Then I remembered a fascinating article entitled "Picture Perfect" which I read in the May 12 issue of the New Yorker about perhaps the best photographic retoucher in the world, Pascal Dangin. He was the retoucher behind the Dove campaign, behind all those "real" women that we assume are appearing "as is." Don't be fooled; even they have been doctored for presentation.

When he explains that he'll leave an actress' crooked teeth and laughlines because they make her who she is, he is telling us from a position of great visual authority that there's a significant difference between beauty and perfection. Aging is hard enough, but we would be greatly accomplished if we could assess ourselves in the mirror with as much humanity: what of our reflections is simply who we are? and what would be left if we erased it?


Friday, October 10, 2008

Growing up.

Funny how time warps and weaves and folds back on itself.

Our last entry was in 2006, and perhaps frustrated that our book sales weren't doing better (that's another story for another time) we stopped posting onto Ripe: The Movement. But the fact of the matter is, our book may have slowed down, but the movement of ripeness goes on with or without us. We were happily reminded of this by a reader named Wendy.

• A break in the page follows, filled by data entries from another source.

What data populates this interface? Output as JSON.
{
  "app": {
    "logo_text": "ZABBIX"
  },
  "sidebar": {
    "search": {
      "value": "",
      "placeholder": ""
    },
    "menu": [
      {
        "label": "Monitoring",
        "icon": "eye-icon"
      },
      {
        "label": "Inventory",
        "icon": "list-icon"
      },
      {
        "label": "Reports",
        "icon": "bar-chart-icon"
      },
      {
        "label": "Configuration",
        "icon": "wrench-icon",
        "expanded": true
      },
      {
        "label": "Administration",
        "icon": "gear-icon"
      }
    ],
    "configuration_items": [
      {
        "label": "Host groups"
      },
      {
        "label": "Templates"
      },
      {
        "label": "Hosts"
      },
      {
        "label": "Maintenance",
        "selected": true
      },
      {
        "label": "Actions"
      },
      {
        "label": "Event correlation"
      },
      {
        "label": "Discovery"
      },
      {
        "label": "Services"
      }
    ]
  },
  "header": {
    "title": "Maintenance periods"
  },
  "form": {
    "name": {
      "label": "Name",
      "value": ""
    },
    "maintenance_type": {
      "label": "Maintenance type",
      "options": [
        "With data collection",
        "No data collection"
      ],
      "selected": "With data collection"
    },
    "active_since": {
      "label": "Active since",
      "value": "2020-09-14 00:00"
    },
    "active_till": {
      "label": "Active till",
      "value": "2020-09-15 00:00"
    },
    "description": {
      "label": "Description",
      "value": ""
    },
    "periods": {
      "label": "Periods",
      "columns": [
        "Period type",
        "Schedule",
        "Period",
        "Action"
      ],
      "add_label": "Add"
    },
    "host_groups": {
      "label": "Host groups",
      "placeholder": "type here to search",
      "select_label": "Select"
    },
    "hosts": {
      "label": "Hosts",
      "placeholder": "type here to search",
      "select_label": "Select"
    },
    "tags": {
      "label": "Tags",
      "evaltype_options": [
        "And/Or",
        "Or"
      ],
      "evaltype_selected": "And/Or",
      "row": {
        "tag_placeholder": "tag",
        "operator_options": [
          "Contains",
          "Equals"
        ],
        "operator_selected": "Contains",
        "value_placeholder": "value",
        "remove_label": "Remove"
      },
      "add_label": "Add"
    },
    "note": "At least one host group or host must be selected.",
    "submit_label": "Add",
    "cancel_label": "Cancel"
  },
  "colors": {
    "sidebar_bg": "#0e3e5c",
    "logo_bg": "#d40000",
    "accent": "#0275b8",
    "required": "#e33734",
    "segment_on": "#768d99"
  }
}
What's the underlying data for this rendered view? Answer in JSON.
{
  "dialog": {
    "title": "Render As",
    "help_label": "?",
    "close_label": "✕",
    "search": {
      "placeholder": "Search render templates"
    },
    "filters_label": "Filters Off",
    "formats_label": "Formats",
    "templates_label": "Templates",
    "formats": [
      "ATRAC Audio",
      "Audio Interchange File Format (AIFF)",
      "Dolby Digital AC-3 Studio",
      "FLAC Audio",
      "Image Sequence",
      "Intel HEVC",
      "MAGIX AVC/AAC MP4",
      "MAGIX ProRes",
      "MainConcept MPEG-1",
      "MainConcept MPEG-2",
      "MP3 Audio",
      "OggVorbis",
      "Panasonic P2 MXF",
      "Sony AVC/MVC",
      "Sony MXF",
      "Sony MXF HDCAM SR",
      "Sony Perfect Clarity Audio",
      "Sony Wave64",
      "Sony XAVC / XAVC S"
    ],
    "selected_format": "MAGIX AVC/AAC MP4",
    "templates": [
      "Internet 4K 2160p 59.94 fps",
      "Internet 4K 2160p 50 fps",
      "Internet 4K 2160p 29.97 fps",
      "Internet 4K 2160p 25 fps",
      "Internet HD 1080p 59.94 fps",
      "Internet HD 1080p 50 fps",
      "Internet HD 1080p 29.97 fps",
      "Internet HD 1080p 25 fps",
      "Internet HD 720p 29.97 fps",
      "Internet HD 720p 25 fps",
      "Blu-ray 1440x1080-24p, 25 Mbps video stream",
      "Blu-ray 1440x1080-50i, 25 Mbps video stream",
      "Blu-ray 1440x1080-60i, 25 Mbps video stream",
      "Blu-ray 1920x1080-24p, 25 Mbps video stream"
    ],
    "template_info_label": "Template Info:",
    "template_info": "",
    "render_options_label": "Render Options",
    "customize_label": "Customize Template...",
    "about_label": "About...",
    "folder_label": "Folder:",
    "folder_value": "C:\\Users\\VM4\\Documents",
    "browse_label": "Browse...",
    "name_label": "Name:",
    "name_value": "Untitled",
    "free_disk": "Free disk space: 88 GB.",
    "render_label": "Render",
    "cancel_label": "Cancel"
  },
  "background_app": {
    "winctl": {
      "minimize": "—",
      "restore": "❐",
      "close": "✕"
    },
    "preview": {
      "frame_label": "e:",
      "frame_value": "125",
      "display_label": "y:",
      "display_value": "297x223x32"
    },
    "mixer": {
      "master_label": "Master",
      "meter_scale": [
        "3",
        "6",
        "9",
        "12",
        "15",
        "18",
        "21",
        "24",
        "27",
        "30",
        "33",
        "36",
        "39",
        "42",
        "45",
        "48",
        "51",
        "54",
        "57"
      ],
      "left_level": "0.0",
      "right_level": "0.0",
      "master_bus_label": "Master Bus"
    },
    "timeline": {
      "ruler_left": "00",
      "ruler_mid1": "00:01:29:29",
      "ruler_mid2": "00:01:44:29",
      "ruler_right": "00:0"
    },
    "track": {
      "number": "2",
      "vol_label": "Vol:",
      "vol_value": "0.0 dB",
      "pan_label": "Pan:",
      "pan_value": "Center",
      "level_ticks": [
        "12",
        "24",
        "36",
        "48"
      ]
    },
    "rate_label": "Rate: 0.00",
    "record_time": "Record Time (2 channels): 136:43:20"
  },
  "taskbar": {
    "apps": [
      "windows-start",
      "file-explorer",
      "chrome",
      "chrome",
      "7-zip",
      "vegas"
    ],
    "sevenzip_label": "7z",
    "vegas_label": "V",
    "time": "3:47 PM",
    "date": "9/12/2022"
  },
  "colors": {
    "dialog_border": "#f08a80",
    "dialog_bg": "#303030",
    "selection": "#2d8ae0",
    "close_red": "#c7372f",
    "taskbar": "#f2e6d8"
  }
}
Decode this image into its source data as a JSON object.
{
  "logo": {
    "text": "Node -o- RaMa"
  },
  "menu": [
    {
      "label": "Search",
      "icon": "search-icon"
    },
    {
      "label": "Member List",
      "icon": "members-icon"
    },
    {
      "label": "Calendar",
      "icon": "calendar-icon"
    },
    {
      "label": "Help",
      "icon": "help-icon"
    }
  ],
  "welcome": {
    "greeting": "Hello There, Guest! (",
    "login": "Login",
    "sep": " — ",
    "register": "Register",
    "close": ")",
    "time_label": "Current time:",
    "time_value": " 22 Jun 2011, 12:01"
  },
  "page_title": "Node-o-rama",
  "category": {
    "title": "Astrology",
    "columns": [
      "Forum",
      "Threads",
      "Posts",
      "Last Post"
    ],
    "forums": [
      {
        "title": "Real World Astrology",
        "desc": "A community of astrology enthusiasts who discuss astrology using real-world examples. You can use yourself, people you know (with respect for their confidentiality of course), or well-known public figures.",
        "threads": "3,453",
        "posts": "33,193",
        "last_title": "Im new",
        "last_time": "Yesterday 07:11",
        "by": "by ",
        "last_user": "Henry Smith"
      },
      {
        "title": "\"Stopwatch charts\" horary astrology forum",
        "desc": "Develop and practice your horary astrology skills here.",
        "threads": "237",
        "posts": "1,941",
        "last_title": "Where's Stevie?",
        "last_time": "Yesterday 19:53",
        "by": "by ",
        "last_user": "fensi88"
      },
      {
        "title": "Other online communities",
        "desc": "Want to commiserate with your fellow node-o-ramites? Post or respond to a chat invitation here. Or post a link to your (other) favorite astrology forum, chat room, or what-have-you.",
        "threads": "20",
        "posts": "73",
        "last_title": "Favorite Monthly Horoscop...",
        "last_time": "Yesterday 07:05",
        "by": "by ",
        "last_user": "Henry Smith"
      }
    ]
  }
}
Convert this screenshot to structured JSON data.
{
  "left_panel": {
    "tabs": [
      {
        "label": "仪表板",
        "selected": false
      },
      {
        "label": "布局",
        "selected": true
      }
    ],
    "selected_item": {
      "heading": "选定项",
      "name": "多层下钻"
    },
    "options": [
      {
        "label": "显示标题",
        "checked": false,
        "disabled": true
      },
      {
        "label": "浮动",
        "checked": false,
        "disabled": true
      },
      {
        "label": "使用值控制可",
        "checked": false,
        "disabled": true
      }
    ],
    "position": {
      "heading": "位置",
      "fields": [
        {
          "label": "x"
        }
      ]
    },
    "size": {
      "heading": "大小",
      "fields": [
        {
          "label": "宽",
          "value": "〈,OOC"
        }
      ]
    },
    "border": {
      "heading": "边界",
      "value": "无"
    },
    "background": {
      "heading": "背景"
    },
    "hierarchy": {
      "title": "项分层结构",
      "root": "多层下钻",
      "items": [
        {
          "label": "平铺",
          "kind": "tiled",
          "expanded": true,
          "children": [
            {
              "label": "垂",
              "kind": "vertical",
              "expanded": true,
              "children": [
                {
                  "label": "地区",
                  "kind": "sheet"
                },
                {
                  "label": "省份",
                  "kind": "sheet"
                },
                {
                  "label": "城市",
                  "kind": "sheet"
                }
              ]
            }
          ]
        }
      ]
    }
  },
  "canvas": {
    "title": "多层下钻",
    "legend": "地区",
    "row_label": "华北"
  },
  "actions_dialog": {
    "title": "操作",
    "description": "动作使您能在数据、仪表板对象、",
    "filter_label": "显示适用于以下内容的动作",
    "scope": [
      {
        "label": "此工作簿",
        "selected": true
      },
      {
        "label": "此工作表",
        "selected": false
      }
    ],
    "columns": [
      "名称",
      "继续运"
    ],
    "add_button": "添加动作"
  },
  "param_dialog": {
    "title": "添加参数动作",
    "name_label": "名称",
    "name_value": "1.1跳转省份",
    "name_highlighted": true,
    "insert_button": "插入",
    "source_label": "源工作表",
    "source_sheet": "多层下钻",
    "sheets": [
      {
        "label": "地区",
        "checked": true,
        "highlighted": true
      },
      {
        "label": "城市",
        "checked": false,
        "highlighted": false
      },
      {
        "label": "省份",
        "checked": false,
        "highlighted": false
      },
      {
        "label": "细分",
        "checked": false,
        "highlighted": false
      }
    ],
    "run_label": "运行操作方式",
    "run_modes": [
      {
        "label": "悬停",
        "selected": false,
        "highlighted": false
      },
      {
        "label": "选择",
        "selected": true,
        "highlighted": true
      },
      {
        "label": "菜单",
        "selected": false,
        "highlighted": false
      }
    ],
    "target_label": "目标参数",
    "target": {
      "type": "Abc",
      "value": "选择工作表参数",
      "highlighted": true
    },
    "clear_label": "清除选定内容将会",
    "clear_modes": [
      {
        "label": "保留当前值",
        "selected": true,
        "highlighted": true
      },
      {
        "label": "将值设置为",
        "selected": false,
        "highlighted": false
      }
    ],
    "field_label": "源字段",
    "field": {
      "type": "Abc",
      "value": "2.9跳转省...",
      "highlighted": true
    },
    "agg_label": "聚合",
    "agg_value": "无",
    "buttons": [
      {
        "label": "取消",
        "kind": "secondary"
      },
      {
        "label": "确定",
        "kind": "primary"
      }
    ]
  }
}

When last we were posting, we'd both been hit by a series of deaths within close range, and our moods, world-views, and words were colored accordingly. Even though we said "Boing" in May 2006 with the intention of jumping back into action, the fact of the matter is that springing back takes time.

But time has passed: more than two years. And in that time, we've both regained a sense of youth and resilience. Some experiences are just to be waded through. There's nothing to do but hold tight and see where you end up. We're happy to say that we've ended up "up."

In the past weeks, we've also decided to dive back into our working partnership, and to take advantage of the ways in which we've both grown individually and professionally in the past few years. As Janet always said, "you don't grow old, you just grow."